One of the areas in which medical cannabis contributes most to quality of life is that of patients with chronic pain.

A study carried out in Spain among a group of women with fibromyalgia shows that cannabis acted on the mental component and symptoms, significantly improving the quality of life of this population.

In another study of patients suffering from chronic pain, where cannabis was used to improve pain in general, although it did not significantly change the score it had a significant effect on improving social, family and emotional status of patients . Nevertheless, the most striking effect was satisfaction with the treatment.

This demonstrates that often cannabis will not act directly on this or that disease, but it indirectly ends up improving the general context of the disease, due to the fact that it improves emotional, psychological and physical patterns. This is one of the reasons why patients seem to prefer cannabis treatment to conventional drugs.

Igor Grant, director of the University of California Medical Cannabis Research Center, founded in 2001, revealed in a recent research that 1 in 8 fibromyalgia patients report using cannabis to control symptoms.

It is important to note that the impact of medical cannabis on quality of life is not limited to the patient’s personal and social well-being; it also helps to improve your adherence to treatment. Another positive impact is its contribution to reducing the amount of prescription drugs, with the enormous benefit of reducing the side effects resulting from these combinations.
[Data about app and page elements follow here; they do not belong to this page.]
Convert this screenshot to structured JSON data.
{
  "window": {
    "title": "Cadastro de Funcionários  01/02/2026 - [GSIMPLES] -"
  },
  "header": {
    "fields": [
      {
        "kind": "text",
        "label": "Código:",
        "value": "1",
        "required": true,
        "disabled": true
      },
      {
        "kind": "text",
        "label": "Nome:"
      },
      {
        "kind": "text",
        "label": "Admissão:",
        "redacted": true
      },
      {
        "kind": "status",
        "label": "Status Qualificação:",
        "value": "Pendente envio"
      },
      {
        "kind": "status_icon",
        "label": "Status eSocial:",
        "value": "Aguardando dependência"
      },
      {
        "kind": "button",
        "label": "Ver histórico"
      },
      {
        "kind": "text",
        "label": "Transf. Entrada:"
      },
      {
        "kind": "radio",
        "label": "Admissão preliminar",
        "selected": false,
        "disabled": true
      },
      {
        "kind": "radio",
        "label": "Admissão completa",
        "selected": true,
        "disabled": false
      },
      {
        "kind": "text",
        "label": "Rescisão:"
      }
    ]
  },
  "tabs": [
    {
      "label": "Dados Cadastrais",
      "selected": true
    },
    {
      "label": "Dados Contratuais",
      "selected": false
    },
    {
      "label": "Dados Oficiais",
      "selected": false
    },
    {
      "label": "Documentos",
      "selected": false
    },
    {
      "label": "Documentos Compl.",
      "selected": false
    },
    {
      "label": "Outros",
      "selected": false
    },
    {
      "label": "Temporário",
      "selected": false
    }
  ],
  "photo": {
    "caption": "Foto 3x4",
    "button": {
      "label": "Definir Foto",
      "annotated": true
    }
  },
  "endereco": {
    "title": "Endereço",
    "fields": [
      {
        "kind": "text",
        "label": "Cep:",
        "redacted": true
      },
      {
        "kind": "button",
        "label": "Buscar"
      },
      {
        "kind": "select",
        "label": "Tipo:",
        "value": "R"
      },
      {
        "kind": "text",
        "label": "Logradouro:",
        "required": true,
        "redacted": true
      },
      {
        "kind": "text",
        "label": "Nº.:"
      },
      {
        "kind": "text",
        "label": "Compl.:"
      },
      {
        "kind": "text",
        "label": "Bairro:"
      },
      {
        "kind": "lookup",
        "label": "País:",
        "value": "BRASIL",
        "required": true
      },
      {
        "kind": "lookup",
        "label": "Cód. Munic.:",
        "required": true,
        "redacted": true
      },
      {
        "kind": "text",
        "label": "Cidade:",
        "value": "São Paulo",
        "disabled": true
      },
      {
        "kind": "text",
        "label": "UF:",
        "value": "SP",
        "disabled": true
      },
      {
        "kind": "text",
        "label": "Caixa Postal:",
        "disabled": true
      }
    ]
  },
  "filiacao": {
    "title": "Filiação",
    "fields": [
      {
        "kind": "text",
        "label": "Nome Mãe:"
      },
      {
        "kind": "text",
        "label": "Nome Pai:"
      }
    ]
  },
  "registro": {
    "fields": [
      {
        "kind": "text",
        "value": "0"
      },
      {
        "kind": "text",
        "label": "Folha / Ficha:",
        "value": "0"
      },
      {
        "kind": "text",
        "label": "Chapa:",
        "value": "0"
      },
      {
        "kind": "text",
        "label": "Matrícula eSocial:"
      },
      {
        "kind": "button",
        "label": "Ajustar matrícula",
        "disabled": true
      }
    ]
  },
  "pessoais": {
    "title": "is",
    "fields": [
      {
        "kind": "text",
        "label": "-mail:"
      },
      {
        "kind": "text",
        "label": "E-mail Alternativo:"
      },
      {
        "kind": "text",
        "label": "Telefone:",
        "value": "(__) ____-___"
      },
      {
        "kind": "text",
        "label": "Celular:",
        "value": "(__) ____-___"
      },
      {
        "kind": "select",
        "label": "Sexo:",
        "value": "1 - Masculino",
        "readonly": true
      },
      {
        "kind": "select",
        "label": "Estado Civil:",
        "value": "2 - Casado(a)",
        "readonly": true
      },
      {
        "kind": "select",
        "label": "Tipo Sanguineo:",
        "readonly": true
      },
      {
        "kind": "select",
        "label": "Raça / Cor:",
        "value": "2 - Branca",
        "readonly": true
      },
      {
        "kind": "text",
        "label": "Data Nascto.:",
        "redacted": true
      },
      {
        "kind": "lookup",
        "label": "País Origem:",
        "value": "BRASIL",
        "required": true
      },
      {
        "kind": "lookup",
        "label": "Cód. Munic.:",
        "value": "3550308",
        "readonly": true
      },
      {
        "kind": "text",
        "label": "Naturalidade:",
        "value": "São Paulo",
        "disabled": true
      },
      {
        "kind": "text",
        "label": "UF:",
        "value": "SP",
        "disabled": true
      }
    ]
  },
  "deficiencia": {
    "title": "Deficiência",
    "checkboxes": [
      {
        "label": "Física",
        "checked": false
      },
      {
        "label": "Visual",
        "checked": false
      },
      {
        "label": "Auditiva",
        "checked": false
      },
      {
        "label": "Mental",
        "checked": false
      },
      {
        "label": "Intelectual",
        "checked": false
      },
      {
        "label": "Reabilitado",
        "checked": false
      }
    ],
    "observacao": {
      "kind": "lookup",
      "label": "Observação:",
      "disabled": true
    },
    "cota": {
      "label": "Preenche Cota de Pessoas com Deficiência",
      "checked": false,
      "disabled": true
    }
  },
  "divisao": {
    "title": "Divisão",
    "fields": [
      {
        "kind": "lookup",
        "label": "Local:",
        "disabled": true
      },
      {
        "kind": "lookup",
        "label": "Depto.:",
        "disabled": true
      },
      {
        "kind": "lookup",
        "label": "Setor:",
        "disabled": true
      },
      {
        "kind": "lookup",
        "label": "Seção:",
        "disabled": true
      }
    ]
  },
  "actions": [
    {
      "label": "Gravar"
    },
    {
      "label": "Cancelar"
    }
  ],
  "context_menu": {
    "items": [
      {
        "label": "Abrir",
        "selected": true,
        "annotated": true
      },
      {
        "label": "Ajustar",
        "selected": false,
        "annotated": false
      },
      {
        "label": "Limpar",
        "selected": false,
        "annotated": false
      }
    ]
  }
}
Much remains to be learned about the effects of medical cannabis on health-related quality of life. This is a field in which the work has only recently started to be disseminated, and not all studies are fully conclusive.
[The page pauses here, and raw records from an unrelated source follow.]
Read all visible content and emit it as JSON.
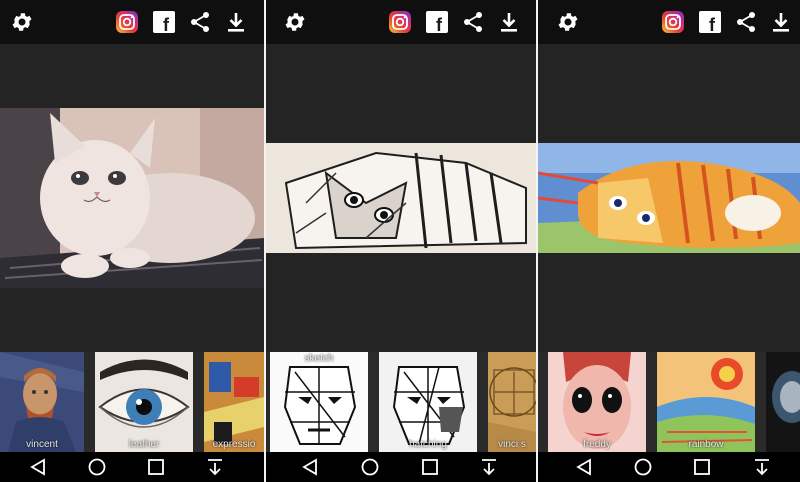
{
  "panels": [
    {
      "filters": [
        {
          "label": "vincent",
          "icon": "van-gogh-portrait-thumbnail"
        },
        {
          "label": "leather",
          "icon": "eye-illustration-thumbnail"
        },
        {
          "label": "expressio",
          "icon": "abstract-expression-thumbnail"
        }
      ]
    },
    {
      "filters": [
        {
          "label": "sketch",
          "icon": "sketch-face-thumbnail"
        },
        {
          "label": "hatching",
          "icon": "hatching-face-thumbnail"
        },
        {
          "label": "vinci s",
          "icon": "vinci-sketch-thumbnail"
        }
      ]
    },
    {
      "filters": [
        {
          "label": "freddy",
          "icon": "freddy-face-thumbnail"
        },
        {
          "label": "rainbow",
          "icon": "rainbow-landscape-thumbnail"
        },
        {
          "label": "",
          "icon": "dark-portrait-thumbnail"
        }
      ]
    }
  ],
  "toolbar": {
    "icons": [
      "settings-gear-icon",
      "instagram-icon",
      "facebook-icon",
      "share-icon",
      "download-icon"
    ],
    "facebook_glyph": "f"
  },
  "nav": {
    "icons": [
      "back-triangle-icon",
      "home-circle-icon",
      "recents-square-icon",
      "hide-keyboard-icon"
    ]
  },
  "colors": {
    "topbar": "#0f0f0f",
    "panel_bg": "#242424",
    "navbar": "#000000"
  }
}
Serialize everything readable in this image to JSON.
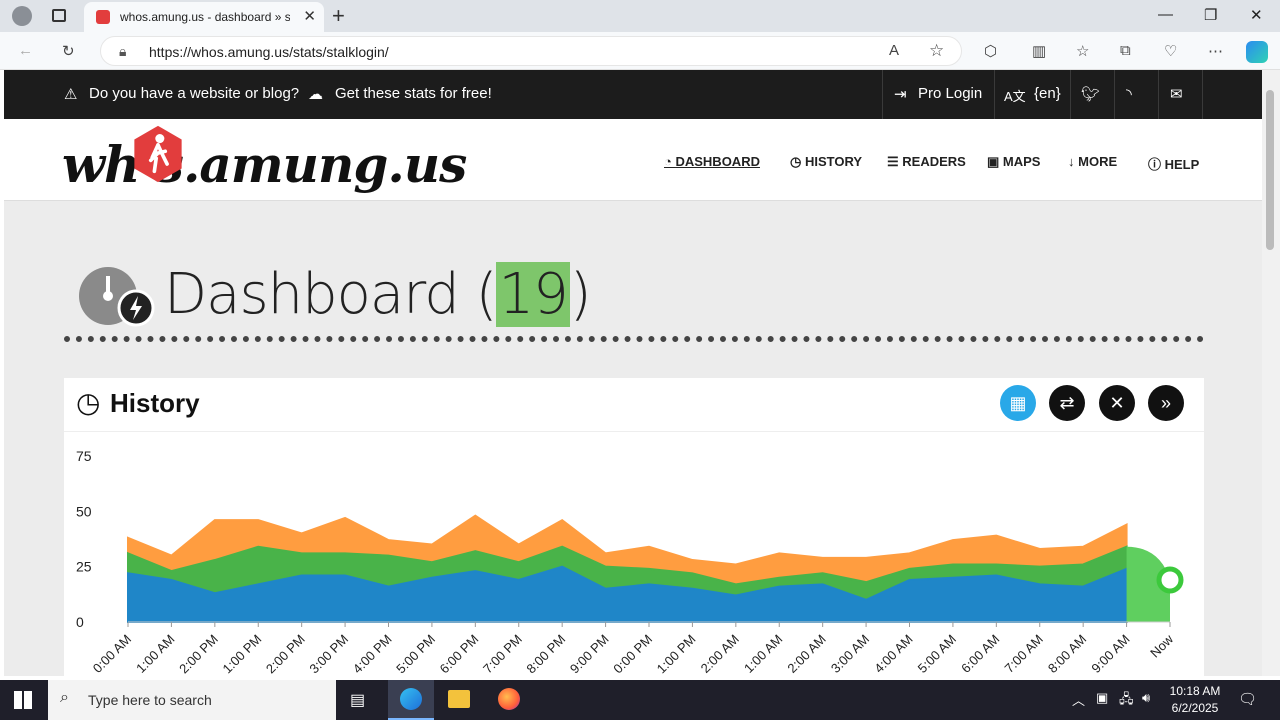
{
  "browser": {
    "tab_title": "whos.amung.us - dashboard » st",
    "url": "https://whos.amung.us/stats/stalklogin/"
  },
  "topbar": {
    "promo_question": "Do you have a website or blog?",
    "promo_cta": "Get these stats for free!",
    "pro_login": "Pro Login",
    "language": "{en}"
  },
  "site": {
    "logo_text": "wh  s.amung.us",
    "menu": [
      "DASHBOARD",
      "HISTORY",
      "READERS",
      "MAPS",
      "MORE",
      "HELP"
    ]
  },
  "dashboard": {
    "title": "Dashboard (",
    "count": "19",
    "title_close": ")"
  },
  "history": {
    "title": "History"
  },
  "chart_data": {
    "type": "area",
    "y_ticks": [
      "75",
      "50",
      "25",
      "0"
    ],
    "ylim": [
      0,
      75
    ],
    "x": [
      "0:00 AM",
      "1:00 AM",
      "2:00 PM",
      "1:00 PM",
      "2:00 PM",
      "3:00 PM",
      "4:00 PM",
      "5:00 PM",
      "6:00 PM",
      "7:00 PM",
      "8:00 PM",
      "9:00 PM",
      "0:00 PM",
      "1:00 PM",
      "2:00 AM",
      "1:00 AM",
      "2:00 AM",
      "3:00 AM",
      "4:00 AM",
      "5:00 AM",
      "6:00 AM",
      "7:00 AM",
      "8:00 AM",
      "9:00 AM",
      "Now"
    ],
    "series": [
      {
        "values": [
          22,
          19,
          13,
          17,
          21,
          21,
          16,
          20,
          23,
          19,
          25,
          15,
          17,
          15,
          12,
          16,
          17,
          10,
          19,
          20,
          21,
          17,
          16,
          24,
          19
        ],
        "color": "#1f86c8"
      },
      {
        "values": [
          31,
          23,
          28,
          34,
          31,
          31,
          30,
          27,
          32,
          27,
          34,
          25,
          24,
          22,
          17,
          20,
          22,
          18,
          24,
          26,
          26,
          25,
          26,
          34,
          19
        ],
        "color": "#49b349"
      },
      {
        "values": [
          38,
          30,
          46,
          46,
          40,
          47,
          37,
          35,
          48,
          35,
          46,
          31,
          34,
          28,
          26,
          31,
          29,
          29,
          31,
          37,
          39,
          33,
          34,
          44,
          19
        ],
        "color": "#ff9d40"
      }
    ],
    "now_value": 19
  },
  "taskbar": {
    "search_placeholder": "Type here to search",
    "time": "10:18 AM",
    "date": "6/2/2025"
  }
}
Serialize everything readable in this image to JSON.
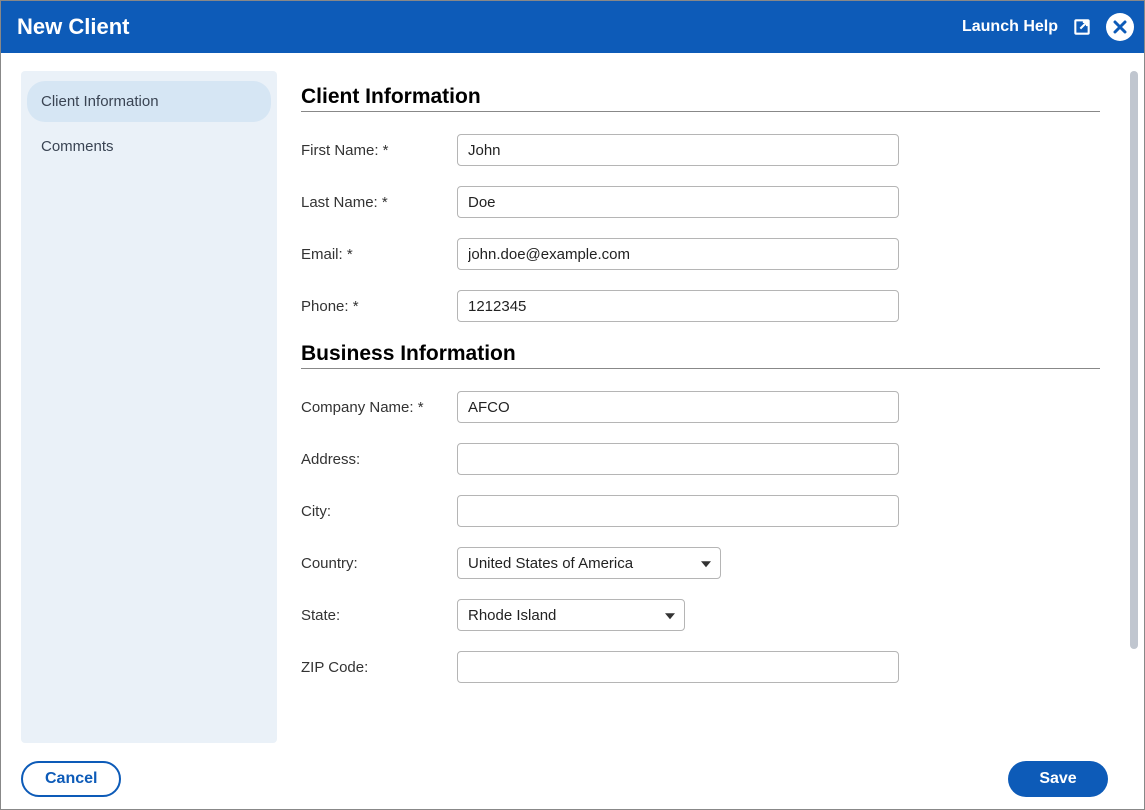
{
  "header": {
    "title": "New Client",
    "launch_help": "Launch Help"
  },
  "sidebar": {
    "items": [
      {
        "label": "Client Information",
        "active": true
      },
      {
        "label": "Comments",
        "active": false
      }
    ]
  },
  "sections": {
    "client_info": {
      "title": "Client Information",
      "fields": {
        "first_name": {
          "label": "First Name: *",
          "value": "John"
        },
        "last_name": {
          "label": "Last Name: *",
          "value": "Doe"
        },
        "email": {
          "label": "Email: *",
          "value": "john.doe@example.com"
        },
        "phone": {
          "label": "Phone: *",
          "value": "1212345"
        }
      }
    },
    "business_info": {
      "title": "Business Information",
      "fields": {
        "company_name": {
          "label": "Company Name: *",
          "value": "AFCO"
        },
        "address": {
          "label": "Address:",
          "value": ""
        },
        "city": {
          "label": "City:",
          "value": ""
        },
        "country": {
          "label": "Country:",
          "value": "United States of America"
        },
        "state": {
          "label": "State:",
          "value": "Rhode Island"
        },
        "zip": {
          "label": "ZIP Code:",
          "value": ""
        }
      }
    }
  },
  "footer": {
    "cancel": "Cancel",
    "save": "Save"
  }
}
The good news is that these studies also indicate that medical cannabis is clearly contributing to reducing the use of other drugs. By bringing direct benefits to health as a whole, it allows the disease to be endured with dignity and for treatment to go far beyond symptom control; and that is quality of life.


  1. Swift W, Gates P, Dillon P. Survey of Australians using cannabis for medical purposes. Harm Reduct J 2005;2:18.
  2. Ware MA, Adams H, Guy GW. The medicinal use of cannabis in the UK: results of a nationwide survey. Int J Clin Pract 2005;59:291–5.
  4. Whiting PF, Wolff RF, Deshpande S, Di Nisio M, Duffy S, Hernandez AV, Keurentjes JC, Lang S, Misso K, Ryder S, Schmidlkofer S, Westwood M, Kleijnen J. 2015. Cannabinoids for Medicinal Use: A Systematic Review and Meta-analysis. 313(24):2456-73.
  5. Boehnke KF, Litinas E, Clauw DJ. 2016. Medical Cannabis Use Is Associated With Decreased Opiate Medication Use in a Retrospective Cross-Sectional Survey of Patients With Chronic Pain. J Pain. 17(6):739-44.
  6. Haroutounian S1, Ratz Y, Ginosar Y, Furmanov K, Saifi F, Meidan R, Davidson E. 2016. The Effect of Medicinal Cannabis on Pain and Quality-of-Life Outcomes in Chronic Pain: A Prospective Open-label Study. Clin J Pain. 32(12):1036-1043.
  7. Já foram publicados numerosos estudos baseados em pesquisas que mostram uma redução no uso de medicamentos entre usuários de cannabis que utilizam dispensários americanos e canadenses. Por exemplo: Reinarman C, Nunberg H, Lanthier F, Heddleston T. 2011. Who are medical marijuana patients? Population characteristics from nine California assessment clinics. J Psychoactive Drugs. 43(2):128-35.